**Exercise prompt**
Would you please return every line from the listing that contains the word "allow"?

- - - - - - -

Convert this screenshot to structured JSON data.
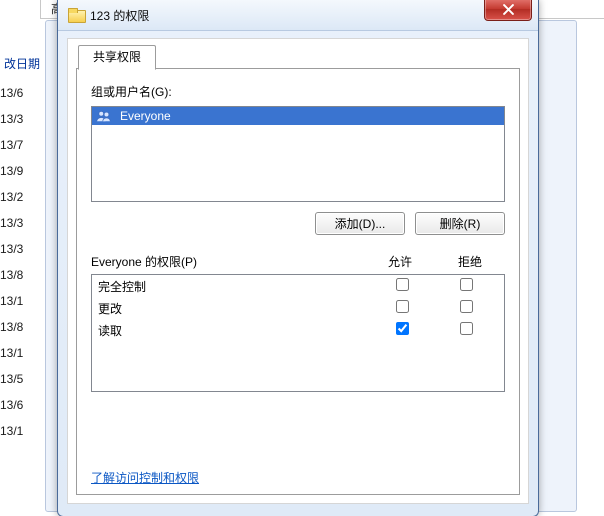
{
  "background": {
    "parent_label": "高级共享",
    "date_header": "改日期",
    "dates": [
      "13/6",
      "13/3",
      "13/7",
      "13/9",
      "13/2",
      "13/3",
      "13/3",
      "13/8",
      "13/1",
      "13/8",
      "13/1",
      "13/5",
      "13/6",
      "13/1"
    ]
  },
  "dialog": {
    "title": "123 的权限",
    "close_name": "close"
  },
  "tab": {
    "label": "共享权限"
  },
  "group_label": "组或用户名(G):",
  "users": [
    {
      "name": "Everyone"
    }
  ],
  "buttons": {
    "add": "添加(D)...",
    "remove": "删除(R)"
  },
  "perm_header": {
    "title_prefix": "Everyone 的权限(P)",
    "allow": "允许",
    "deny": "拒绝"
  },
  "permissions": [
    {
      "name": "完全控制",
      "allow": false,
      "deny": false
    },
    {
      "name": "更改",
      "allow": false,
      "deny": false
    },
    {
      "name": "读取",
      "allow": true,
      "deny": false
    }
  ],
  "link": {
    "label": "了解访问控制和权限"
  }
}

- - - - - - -

**Answer to the exercise**
    "allow": "允许",
      "allow": false,
      "allow": false,
      "allow": true,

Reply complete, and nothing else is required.